TASK PROMPT:
Look through the entries for the string "залив", and copy each line that holds it.

MATERIAL FOR THE TASK:
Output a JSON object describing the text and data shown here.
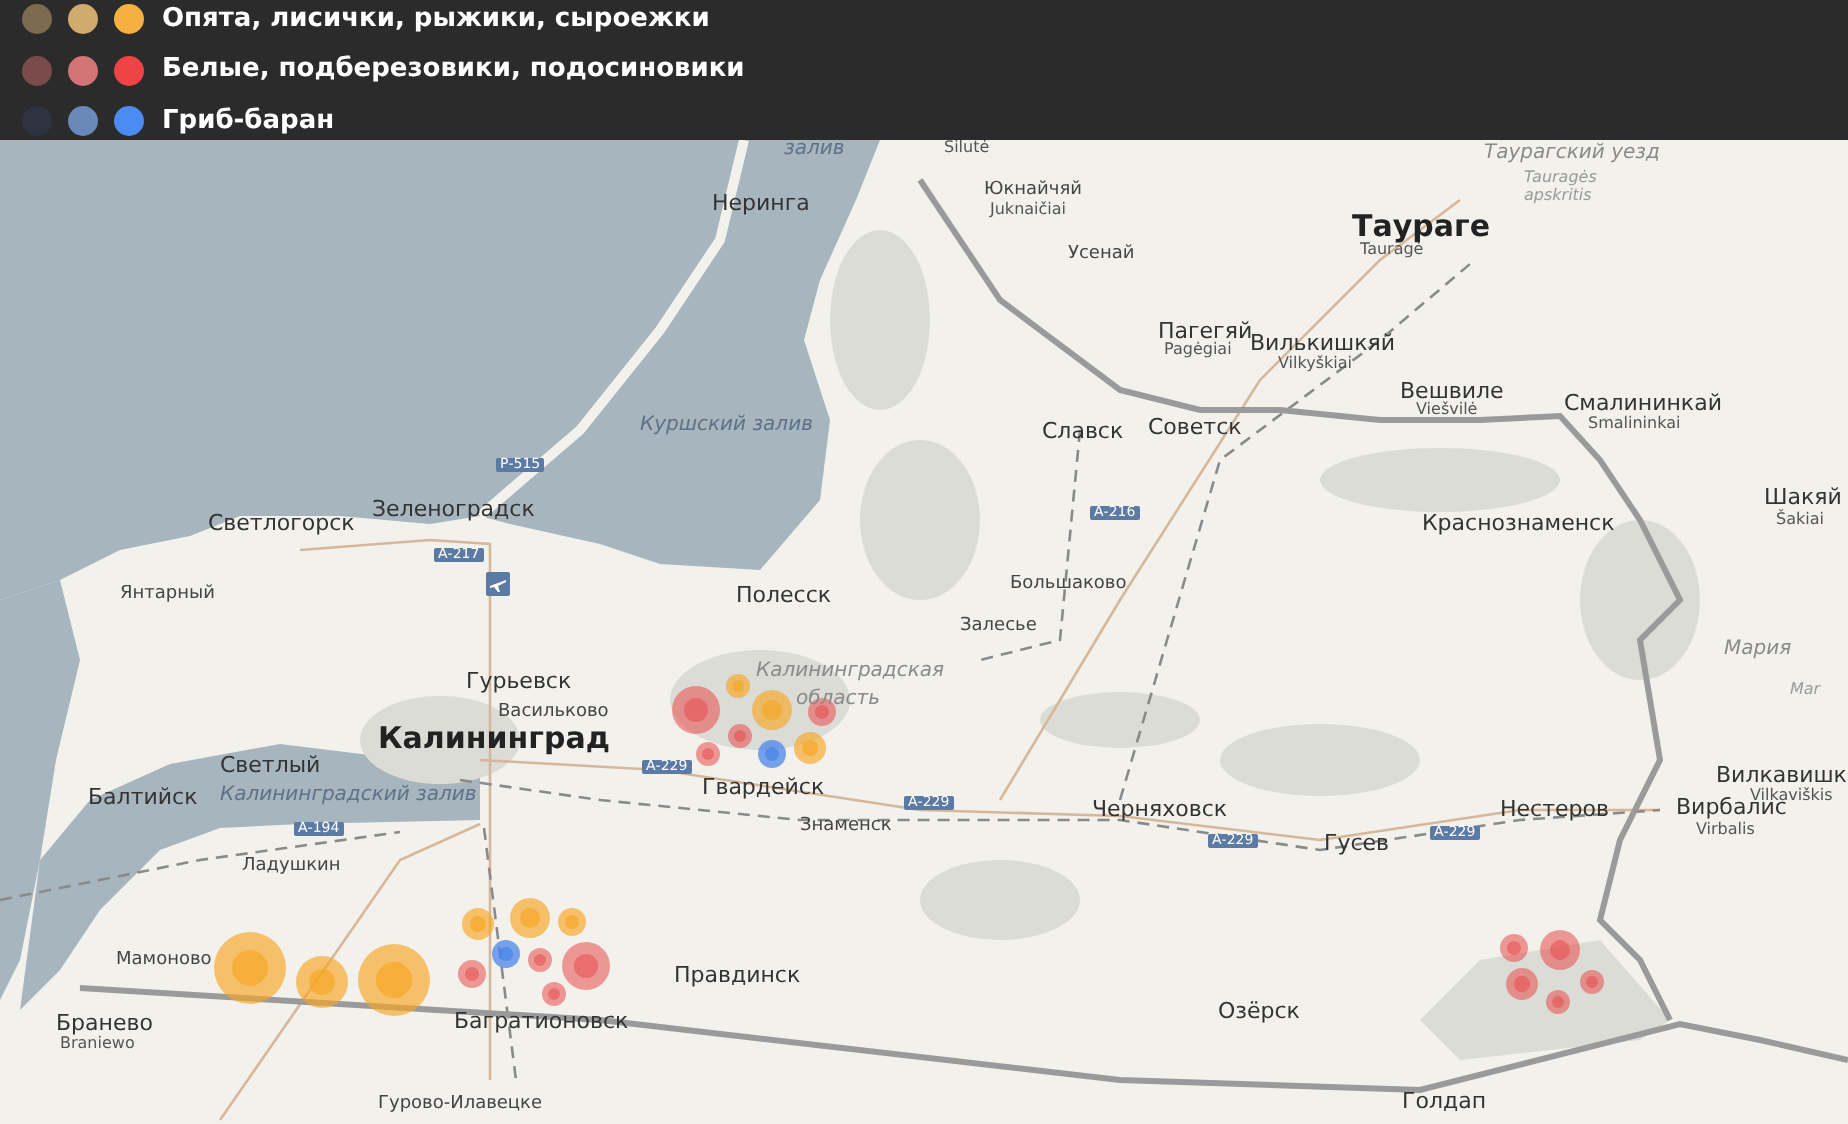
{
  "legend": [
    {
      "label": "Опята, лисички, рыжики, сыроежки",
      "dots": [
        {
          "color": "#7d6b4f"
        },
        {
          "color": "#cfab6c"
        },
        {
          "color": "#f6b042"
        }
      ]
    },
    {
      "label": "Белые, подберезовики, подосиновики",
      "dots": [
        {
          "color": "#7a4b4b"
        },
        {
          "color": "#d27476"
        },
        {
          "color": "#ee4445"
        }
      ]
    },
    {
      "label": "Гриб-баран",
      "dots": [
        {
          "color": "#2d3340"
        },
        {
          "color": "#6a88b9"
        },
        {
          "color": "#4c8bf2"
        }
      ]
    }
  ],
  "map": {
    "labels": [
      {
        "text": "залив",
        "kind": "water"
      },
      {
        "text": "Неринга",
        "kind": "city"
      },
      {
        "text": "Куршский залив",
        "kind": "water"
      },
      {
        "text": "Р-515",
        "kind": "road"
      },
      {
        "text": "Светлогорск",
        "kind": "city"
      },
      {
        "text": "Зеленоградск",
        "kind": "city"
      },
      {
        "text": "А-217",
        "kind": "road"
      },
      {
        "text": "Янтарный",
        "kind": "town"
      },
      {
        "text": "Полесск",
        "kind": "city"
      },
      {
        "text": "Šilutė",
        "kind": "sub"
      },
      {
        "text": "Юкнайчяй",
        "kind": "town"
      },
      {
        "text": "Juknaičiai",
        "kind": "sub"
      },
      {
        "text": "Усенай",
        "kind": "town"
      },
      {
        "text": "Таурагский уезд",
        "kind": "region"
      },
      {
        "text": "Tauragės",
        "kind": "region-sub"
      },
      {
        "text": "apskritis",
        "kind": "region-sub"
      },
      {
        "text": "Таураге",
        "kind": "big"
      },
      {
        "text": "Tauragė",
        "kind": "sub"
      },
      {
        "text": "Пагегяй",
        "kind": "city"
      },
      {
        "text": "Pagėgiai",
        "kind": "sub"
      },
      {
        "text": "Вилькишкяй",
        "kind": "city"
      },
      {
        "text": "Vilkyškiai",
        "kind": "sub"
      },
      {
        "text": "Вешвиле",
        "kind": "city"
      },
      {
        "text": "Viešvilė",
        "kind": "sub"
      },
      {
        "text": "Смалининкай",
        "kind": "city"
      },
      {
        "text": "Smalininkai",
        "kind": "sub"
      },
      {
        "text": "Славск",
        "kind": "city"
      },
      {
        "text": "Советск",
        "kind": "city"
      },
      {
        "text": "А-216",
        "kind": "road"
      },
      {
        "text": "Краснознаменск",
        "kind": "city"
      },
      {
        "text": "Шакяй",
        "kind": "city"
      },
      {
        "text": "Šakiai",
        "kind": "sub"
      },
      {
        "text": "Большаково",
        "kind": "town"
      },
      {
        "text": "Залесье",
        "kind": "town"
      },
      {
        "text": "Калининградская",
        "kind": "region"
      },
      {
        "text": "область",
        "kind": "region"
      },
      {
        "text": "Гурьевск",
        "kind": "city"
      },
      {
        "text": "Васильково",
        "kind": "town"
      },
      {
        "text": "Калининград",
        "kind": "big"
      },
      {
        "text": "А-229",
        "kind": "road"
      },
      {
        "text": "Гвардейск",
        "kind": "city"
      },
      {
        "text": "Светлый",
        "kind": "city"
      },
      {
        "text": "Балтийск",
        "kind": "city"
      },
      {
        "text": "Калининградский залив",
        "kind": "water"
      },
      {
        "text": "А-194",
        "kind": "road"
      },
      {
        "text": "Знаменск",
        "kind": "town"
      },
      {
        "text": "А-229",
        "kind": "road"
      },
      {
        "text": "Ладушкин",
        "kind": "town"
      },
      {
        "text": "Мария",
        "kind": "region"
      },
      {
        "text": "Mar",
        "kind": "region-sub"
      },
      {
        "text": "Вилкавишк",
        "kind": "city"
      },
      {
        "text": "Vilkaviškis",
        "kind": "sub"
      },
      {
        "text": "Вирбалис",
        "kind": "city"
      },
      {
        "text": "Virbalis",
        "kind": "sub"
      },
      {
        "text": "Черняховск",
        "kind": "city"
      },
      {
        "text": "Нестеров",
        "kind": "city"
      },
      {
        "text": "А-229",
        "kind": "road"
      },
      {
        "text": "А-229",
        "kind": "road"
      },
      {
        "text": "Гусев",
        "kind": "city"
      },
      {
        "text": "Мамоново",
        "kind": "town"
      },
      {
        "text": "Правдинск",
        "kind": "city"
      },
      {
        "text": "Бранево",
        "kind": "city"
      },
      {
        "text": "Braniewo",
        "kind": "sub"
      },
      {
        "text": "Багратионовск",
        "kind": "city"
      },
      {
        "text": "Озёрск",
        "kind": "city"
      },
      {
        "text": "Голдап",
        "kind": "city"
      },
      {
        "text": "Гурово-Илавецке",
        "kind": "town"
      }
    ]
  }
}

RESPONSE BELOW:
        "text": "залив",
        "text": "Куршский залив",
        "text": "Калининградский залив",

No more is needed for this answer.